Gay characters on screen are not new; they have been around for years under many different guises. If we travel back to before the decriminalisation of homosexuality in 1967 you can see Dirk Bogarde’s Melville Farr in Basil Dearden’s Victim, which saw Bogarde play a gay man who was being blackmailed over his sexuality. This kind of role, which portrayed gay men as perverted, was driven by the censorship of the time, only allowing homosexuals to be depicted in a negative manner leading many filmmakers to add gay characters under the radar such as in Shelagh Delaney’s A Taste of Honey. This film incorporated a character, Geoffrey, who conformed to many gay stereotypes such as being effeminate and having a desire for fashion, but in fact never mention sexuality or even sex in general. This type of character lead to the rise of the asexual, effeminate man in fiction; characters such as John Inman’s Mr Humphries in Are You being Served who certainly suggested that they were gay but moved away from the sexualisation of men in order to reduce risk of being seen as predatory perverts.
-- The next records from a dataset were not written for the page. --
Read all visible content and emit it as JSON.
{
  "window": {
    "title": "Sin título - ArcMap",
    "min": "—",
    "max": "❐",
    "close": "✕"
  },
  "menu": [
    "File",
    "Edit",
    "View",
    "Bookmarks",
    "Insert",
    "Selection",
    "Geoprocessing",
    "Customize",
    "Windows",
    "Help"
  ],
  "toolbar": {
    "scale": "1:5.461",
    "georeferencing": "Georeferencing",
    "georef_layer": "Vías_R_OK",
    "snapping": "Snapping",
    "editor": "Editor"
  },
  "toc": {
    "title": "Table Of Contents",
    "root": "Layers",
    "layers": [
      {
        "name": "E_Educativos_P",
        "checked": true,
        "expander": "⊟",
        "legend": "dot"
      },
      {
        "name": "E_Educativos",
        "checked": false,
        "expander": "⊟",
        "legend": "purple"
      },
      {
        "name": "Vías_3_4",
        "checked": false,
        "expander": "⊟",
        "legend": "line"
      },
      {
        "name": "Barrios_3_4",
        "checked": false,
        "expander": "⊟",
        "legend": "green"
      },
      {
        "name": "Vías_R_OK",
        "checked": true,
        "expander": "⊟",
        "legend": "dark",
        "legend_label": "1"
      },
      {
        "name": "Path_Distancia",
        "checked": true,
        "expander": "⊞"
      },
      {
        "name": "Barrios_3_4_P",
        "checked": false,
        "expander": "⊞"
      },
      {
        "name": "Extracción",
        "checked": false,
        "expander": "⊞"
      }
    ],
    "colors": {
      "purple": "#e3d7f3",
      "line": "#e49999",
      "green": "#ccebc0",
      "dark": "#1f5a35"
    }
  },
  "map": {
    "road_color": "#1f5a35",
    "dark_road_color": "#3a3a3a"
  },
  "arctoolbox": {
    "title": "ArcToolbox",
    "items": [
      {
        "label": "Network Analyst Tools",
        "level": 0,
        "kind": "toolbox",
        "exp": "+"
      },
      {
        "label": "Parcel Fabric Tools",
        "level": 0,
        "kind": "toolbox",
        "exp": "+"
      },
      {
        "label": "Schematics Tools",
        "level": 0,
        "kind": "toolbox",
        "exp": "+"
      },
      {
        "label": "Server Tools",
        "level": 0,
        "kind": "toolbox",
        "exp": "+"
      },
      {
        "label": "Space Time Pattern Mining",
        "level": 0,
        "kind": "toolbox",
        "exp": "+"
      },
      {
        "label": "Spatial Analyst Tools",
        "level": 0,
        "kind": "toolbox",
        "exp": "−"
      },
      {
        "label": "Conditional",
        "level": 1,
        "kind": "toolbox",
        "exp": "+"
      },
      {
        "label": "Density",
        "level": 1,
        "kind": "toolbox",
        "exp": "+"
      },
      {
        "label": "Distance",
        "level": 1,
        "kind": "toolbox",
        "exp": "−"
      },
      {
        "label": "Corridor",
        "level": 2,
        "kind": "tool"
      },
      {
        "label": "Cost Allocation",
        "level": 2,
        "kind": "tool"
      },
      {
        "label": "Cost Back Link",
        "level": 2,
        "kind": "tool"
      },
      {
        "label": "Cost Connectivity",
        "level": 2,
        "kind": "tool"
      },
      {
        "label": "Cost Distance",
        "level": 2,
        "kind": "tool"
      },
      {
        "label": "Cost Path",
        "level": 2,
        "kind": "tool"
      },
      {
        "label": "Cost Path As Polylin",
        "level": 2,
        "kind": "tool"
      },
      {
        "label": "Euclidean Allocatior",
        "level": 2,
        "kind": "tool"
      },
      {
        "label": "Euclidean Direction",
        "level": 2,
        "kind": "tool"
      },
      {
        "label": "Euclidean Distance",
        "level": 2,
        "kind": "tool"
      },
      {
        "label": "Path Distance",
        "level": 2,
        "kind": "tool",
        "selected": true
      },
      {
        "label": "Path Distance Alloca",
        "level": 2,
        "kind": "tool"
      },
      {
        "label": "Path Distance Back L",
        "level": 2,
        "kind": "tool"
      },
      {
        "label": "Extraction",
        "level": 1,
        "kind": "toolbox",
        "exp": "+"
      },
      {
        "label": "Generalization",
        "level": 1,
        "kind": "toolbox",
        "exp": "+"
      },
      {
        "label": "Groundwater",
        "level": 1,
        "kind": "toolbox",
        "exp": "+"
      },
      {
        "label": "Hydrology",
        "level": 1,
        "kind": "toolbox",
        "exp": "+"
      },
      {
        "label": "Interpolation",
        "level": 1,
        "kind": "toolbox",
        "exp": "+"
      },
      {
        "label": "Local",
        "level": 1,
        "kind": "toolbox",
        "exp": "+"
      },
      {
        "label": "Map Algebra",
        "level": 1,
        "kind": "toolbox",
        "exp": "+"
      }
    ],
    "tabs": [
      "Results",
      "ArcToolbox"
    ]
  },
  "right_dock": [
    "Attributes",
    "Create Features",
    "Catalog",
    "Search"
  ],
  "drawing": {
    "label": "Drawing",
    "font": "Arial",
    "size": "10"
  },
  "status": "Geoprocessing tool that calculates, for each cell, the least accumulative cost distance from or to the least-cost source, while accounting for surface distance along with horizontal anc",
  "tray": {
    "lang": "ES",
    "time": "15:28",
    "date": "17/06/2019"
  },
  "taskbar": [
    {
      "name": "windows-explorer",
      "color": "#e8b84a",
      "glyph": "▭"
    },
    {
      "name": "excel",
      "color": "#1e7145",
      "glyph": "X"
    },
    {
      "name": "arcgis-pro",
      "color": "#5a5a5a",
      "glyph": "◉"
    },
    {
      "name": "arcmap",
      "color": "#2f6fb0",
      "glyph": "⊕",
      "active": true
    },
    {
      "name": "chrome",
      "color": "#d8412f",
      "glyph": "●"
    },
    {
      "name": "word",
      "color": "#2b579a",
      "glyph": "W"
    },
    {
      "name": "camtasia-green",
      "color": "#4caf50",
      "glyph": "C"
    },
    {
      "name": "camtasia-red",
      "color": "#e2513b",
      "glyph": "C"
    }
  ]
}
Despite being one of the first pieces to show a loving gay relationship, Charles Dyer’s Staircase saw two men symbolically castrated with no mention at all of physical attraction. The other route was to fight back by making gay characters hypersexual as shown in The Boys in the Band or by Joe Orton’s…well…anything; however, in order to get these through censorship, they had to once again see tragedy or ‘be punished’ for their nature. This kind of gay story became a lot more common during the AIDS epidemic of the 1980s, which completely demonised the entire gay community. Since then, AIDS has become understood and taught and being gay is no longer illegal or under the watchful eye of Section 28 but gay characters on screen have showed very little growth through the 90s and even early 00s either playing for camp laughs or soaked in inevitable tragedy, with the odd film slipping through the net such as Jonathan Harvey’s coming of age masterpiece Beautiful Thing.
In the last ten years the number of gay characters making their way into mainstream programming and commercial cinema has grown exponentially but more importantly, the growth of well developed gay characters that don’t rely on the ‘gay as comedy’ or ‘gay as tragedy’ template has grown. In recent years there have been large-scale portrayals of gay characters whether through biopics such as Pride or fiction like Love is Strange which despite starring Alfred Molina and John Lithgow, failed to get the audience it deserved. It is clear to see that the rise of independent cinema and TV due to increasing technology coming at lower costs aided with the ease of internet distribution, is allowing many more voices to be heard. You can look only to Netflix to see that its biggest shows, Orange is the New Black, Grace and Frankie and Jessica Jones all contain well-developed, well-rounded gay characters without being ‘a gay program’.
It is clear to see that the rise of independent cinema and TV due to increasing technology coming at lower costs aided with the ease of internet distribution, is allowing many more voices to be heard.
Here comes the ‘but’. I never thought as a gay man and writer I would have a problem with an abundance of gay men and women on screen, but something seems wrong. As a society we have been built on the grounds of our religious upbringing and despite trying we have yet to shake off the shackles of the past, such as the hot topic of marriage. In recent years this topic of ‘gay marriage’ has been debated, criticised, hailed and finally passed in the UK allowing anyone who wants to get married to another person to do so. Is this heteronormalisation? Coined in the early nineties, simply put, it means imposing the lifestyles of tradition heterosexual living onto others. This can go back as far as films like Dyer’s aforementioned Staircase where both Harry and Charles are portrayed as a stereotypical husband and wife pairing, one being a stay at home, effeminate homemaker and the other the breadwinning patriarch of the household. This might be the ‘in’ or the way to persuade the run of the mill, common or garden heterosexual to engage with gay characters and may well be the reason why so many said characters now exist. However nothing much other than Queer as Folk or Cucumber/Banana/Tofu (all from the seemingly lone voice of Russell T Davies) has seemed to challenge the ‘norm’ when it comes to relationships and explored, for example, polygamy in society or open relationships, but instead have moved heavily towards the setting up of families as the given. I guess what I am after is my big gay cake that I can then proceed to eat. We need visibility to survive. But we need stories that incorporate all ways of living on an equal playing field. We need to stop pigeon holing gender and sexuality and create more work that has wider ranges of characters who aren’t defined by this western, heteronormative structure.
I guess what I am after is my big gay cake that I can then proceed to eat. We need visibility to survive. But we need stories that incorporate all ways of living on an equal playing field.
Cinema is on its way there, but it needs more people to go out and buy into the work that is doing this to prove it’s on the right track. Go and watch Grace and Frankie and Love is Strange and share Brooklyn Nine-Nine and anything else that represent the gay community as vast and different and let’s embrace that difference rather than trying to make everyone the same!
Follow Dan on Twitter (@DirectorDan86)